14 August 2015
There’s been a hilarious meme on Twitter the past couple of weeks that follows in the footsteps of #OverlyHonestMethods: #FieldworkFail. If you’ve ever gone out in the field (i.e., not in a lab or office) to do your research, you know that there are many opportunities for things to go wrong. Particularly if you travel to remote locations, work with animals, or rely on finicky equipment to get the job done. (Or, in my case, when you work with volcanoes.) A number of media outlets picked up some of their favorite tweets, and I’m happy to say that two volcanologists made it on many of the lists: myself and Alison Graettinger, who’s a postdoc at the University at Buffalo.
The first time I hiked to active lava flows in HI, I melted the soles of my boots. Then I went through water and they shrank. #fieldworkfail

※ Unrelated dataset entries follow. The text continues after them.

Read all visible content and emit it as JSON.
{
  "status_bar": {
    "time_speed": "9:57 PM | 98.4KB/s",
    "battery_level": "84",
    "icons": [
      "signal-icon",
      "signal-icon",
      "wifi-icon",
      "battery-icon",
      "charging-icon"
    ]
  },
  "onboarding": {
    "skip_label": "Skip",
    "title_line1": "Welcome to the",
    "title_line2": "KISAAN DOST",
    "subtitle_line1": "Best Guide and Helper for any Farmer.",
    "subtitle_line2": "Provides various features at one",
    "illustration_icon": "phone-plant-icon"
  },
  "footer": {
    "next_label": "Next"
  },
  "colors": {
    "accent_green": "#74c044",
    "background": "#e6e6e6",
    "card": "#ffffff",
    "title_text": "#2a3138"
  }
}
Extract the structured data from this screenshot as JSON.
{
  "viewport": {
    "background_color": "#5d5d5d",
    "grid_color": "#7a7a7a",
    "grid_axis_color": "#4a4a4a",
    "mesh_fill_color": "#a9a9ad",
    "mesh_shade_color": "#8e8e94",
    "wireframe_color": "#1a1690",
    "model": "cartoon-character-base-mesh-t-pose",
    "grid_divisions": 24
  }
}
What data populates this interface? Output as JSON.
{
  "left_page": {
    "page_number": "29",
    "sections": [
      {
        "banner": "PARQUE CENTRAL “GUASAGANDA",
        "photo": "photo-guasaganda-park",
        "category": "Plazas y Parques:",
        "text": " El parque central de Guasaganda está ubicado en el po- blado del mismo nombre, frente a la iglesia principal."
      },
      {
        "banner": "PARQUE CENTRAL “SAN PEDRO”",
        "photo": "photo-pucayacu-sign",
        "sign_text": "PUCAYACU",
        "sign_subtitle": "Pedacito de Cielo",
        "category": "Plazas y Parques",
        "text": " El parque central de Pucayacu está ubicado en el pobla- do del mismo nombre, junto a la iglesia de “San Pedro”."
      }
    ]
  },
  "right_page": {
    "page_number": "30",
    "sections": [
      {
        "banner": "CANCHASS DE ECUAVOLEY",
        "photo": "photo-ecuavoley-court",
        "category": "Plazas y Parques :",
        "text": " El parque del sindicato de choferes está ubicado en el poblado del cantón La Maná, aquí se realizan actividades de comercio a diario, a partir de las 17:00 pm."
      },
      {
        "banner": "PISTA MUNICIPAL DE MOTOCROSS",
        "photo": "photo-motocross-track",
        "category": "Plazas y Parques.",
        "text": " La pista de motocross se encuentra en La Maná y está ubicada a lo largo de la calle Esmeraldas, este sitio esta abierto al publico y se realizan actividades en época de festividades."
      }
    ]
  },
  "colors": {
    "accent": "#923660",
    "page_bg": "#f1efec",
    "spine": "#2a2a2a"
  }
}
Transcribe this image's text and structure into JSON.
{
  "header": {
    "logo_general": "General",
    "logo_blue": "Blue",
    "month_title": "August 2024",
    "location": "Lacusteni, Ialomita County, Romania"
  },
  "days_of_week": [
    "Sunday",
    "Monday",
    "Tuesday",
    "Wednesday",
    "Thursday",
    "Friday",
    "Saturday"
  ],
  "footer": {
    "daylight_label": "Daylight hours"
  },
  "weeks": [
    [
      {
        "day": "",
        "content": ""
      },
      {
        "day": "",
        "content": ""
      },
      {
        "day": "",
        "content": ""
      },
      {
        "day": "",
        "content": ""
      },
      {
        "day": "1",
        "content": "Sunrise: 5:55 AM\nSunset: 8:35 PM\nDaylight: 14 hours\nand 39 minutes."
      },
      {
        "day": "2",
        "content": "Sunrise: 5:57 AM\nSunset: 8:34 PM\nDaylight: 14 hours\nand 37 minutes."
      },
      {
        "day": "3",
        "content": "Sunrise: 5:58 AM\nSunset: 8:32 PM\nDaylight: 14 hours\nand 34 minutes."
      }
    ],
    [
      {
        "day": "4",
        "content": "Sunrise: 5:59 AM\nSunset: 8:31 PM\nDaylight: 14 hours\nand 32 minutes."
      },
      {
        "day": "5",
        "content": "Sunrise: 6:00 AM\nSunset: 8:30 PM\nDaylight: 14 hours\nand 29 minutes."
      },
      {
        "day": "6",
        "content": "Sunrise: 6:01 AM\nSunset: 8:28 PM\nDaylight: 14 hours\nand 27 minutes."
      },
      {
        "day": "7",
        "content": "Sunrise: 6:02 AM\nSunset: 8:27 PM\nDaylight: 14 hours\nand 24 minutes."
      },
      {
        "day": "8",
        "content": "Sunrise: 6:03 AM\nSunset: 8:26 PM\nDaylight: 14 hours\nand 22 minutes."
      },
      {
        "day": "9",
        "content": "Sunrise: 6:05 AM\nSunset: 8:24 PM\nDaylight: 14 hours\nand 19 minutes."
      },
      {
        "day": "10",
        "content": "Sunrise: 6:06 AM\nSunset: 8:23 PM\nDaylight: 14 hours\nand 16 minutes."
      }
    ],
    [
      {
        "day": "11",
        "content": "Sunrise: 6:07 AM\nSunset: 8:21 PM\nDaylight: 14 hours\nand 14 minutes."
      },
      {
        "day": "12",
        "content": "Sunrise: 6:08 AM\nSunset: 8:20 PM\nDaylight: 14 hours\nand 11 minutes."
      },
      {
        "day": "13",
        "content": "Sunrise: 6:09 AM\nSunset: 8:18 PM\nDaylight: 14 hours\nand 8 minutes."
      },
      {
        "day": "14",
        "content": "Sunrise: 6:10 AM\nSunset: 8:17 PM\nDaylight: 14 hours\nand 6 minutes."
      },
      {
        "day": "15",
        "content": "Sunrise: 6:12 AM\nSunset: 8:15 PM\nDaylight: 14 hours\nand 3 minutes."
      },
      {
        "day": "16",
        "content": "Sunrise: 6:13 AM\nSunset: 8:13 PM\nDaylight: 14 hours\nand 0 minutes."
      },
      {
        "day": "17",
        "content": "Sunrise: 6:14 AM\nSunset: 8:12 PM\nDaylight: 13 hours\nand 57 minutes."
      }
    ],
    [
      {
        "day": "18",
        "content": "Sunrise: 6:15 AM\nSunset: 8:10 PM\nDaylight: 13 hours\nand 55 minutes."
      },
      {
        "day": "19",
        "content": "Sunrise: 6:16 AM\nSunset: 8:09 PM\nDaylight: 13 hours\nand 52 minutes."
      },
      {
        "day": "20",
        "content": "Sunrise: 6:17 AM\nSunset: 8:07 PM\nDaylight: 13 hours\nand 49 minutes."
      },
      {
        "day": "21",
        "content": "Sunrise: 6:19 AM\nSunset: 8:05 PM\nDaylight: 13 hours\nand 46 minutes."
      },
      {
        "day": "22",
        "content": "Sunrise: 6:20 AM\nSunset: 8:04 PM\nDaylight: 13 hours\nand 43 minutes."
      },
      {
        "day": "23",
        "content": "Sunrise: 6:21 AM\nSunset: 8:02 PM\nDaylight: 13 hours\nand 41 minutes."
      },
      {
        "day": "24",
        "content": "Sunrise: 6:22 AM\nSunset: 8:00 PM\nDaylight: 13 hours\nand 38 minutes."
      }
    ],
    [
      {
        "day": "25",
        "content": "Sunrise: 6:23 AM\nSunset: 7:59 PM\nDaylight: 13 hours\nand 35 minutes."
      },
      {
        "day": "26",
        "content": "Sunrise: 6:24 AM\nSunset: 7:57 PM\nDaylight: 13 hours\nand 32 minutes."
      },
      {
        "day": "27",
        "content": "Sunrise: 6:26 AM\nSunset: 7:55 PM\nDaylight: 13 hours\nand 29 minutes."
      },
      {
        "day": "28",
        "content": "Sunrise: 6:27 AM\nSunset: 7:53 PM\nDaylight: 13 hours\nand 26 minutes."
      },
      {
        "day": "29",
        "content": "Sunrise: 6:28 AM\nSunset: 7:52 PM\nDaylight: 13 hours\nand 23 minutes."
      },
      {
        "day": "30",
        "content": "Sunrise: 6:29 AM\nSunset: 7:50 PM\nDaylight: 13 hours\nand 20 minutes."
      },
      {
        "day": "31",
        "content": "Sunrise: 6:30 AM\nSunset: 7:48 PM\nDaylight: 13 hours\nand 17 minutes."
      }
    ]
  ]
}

— Jessica Ball (@Tuff_Cookie) July 30, 2015
Her tweet came with a great photo, too.
I should have included explanatory photos with mine. Here’s the boot-melting hike in Hawaii:
And I believe the end of the boot-shrinking hike (after I had already gotten them wet):
When I went to REI to replace those boots, I had a very serious conversation with a sales rep about how well Vibram stood up to high temperatures. (Shopping for field gear is pretty darn fun when you’re a volcanologist. “How hot can I get these boots before the soles melt? Do these respirators filter hydrogen sulfide? Is this helmet going to hold up if I hit it with a rock?”)
Lest anyone think that the #FieldWorkFail hashtag contains only the extremes of misfortune, let me assure you that fieldwork definitely doesn’t look like one of those Discovery Channel shows. There are lots of often funny ways that things can go pear-shaped. And of course, it’s important to document them with photos.
Sometimes the porters who are cutting the path ahead of you are a lot shorter than you are.
Occasionally your field vehicle encounters serious rocks.
You shouldn’t necessarily trust your advisor when he says “it looks shallower over there.”
It’s really, really important to wear gloves on lava flows.
Choosing your outcrops carefully is also a consideration for pleasant field-tripping.
And sometimes, even if you are tough geologists, it’s worth it just to give up when the weather insists on obscuring the pertinent features in your mapping area.
For those who are interested in curated lists of the most glorious #fieldworkfails, here’s all the media coverage I could find:
- The Atlantic: Gluing Yourself to a Live Crocodile and Other Mistakes
- The Washington Post: Scientists share their funniest blunders with #FieldWorkFail
- Gizmodo: #FieldWorkFail Proves Science is a Horrifyingly Messy Process
- Good: #FieldWorkFail Lets Scientists Share Their Hilariously Less-Impressive Moments
- Imgur: Field Work Fails
- The Huffington Post: #FieldWorkFail Hashtag Tells The Hilarious Stories From When Science Goes Wrong
- The Guardian: Scientists share their embarrassing #fieldworkfail stories
- The Daily Mail: ‘I accidentally glued myself to a crocodile’: Scientists reveal most embarrassing #fieldworkfail mistakes on Twitter
It’s hard to beat “I accidentally glued myself to a crocodile”, TBH.